Trafford based artist, graduate of Winchester School of Art and former Art Teacher. My work focuses on the relationship between humans and the natural environment with emphasis on climate crises. Themes of pressure, tension, and balance are constantly explored.
My practice ranges from exhibiting site specifically in a natural location to indoor studio and exhibition contexts with a major emphasis on low carbon art making. I use many sustainably sourced materials creating sculptures and 3D installations accompanied by an extensive range of related drawings.
Sue studied ceramics at degree level but for a number of years my work has involved using mixed media textile techniques. I have taught in further and higher education for over 30 years mainly at pre-degree level and have run part-time courses for International students preparing them for entry onto degree courses in art and design.

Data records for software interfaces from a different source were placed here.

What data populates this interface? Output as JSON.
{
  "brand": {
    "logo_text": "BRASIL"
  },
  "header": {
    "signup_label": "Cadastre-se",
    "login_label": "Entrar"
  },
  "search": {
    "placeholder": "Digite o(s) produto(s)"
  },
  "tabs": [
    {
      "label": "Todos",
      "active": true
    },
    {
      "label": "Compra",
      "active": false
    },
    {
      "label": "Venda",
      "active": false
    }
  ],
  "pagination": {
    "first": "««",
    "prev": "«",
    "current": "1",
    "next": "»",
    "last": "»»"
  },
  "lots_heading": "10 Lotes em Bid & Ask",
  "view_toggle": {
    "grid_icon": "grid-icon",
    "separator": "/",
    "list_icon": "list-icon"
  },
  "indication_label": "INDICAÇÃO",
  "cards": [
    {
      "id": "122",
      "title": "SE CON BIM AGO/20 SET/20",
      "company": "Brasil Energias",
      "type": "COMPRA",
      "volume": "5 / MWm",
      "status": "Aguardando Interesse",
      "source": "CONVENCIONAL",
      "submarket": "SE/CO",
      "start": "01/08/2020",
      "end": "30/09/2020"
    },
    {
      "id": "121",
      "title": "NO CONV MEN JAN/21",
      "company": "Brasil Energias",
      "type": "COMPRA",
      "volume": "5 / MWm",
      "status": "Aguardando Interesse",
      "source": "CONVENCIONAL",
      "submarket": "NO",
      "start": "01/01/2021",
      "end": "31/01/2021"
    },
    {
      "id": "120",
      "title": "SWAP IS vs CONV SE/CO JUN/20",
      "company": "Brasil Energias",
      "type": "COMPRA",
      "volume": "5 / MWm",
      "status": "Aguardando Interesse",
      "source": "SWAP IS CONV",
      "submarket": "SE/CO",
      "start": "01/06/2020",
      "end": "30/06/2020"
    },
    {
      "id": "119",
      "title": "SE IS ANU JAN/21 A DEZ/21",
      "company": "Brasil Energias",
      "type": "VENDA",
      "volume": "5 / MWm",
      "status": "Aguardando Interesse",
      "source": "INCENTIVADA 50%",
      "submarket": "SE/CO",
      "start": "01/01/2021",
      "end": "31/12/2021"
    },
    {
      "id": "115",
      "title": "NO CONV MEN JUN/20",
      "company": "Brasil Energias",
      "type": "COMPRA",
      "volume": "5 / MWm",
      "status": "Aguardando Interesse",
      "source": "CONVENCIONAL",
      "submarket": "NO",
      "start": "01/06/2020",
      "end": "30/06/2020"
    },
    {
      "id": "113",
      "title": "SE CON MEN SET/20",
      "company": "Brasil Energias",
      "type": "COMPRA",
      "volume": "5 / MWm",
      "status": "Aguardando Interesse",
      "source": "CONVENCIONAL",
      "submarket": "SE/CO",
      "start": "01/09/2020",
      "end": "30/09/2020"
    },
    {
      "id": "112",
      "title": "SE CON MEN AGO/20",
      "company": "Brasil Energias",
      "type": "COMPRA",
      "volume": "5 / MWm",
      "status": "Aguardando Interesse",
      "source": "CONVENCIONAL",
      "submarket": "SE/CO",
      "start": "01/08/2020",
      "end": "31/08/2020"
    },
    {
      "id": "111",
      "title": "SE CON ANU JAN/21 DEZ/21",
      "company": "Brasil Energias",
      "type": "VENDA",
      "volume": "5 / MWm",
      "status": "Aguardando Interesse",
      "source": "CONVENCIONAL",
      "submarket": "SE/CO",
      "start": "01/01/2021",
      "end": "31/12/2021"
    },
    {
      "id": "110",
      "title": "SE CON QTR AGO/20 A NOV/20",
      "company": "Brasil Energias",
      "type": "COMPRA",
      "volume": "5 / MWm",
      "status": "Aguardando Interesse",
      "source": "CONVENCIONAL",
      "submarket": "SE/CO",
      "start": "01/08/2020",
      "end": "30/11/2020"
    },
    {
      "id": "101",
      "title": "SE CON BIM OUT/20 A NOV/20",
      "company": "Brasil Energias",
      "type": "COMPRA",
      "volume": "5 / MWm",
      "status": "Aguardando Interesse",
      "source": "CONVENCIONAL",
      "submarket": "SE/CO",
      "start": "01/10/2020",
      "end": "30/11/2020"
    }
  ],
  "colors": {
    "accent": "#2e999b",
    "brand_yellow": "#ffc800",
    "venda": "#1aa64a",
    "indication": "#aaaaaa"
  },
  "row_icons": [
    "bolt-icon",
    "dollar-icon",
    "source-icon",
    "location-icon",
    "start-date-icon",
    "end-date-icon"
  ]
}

I have continued to work in various textile media and been involved with group exhibitions as a member of Cheshire Textiles as well as showing and selling work in local and international galleries.
A lifelong creative, Sue has exhibited locally, nationally and internationally. After a long ‘hiatus’ Sue returned to painting in 2018. Working in a variety of media, Sue creates expressive, intuitive paintings responding to internal or visual stimuli. The process leads her to the completed painting.
I retired from full time teaching in 2009 and since then I have maintained an expansive arts practice that has involved a number of local and national exhibitions/projects. My work has always been primarily painting based but over the last twenty years there has been a progressive shift away from the ‘production’ of paintings to a more critical practice that involves the development of what I refer to as “studies collectives” which have been created from combinations of painting, drawing and written texts. Interest is shifted from the singularity of individual art works towards a sense of relationship or connection between elements that make up the collective.
Carriage Return: Hilary Judd and Lucy May Schofield
[Carriage return] is a UK based artists duo composed of Hilary Judd and Lucy May Schofield. We have worked together since 2018. We work exclusively with typewriters. Out of this simple, but now practically obsolete tool, we create drawings, book-works, installations and performances.
[ Carriage Return ] celebrates the limitations of the typewriter’s mechanisms. At the time of its invention, it was a time saving print technology, yet today its slowness only serves to highlight the lightning speed and constant motion of our online, always connected existence. Our typewriters are physical, heavy, restrictive, however the miss-hits, mistakes, failures and vulnerabilities of this medium spark new creative possibilities between us.
While print technology can now make possible all that we desire, the attraction of exploring a tool used primarily for letter writing in a world where people no longer write letters, allows a freedom and abstraction of the drawn line. These rudimentary drawings encourage an honesty in the ongoing conversation created between two worlds and two experiences.
[ Carriage Return ] has its roots in contemporary printmaking. The work that we have made to date, which began as a means of connection and a meditation into the nature of time, has unveiled new and exciting opportunities to extend the traditional remit of artistic practice. The work to date has been developed through various exhibitions, conferences, print fairs, and residencies presenting our work to art and non-art audiences alike.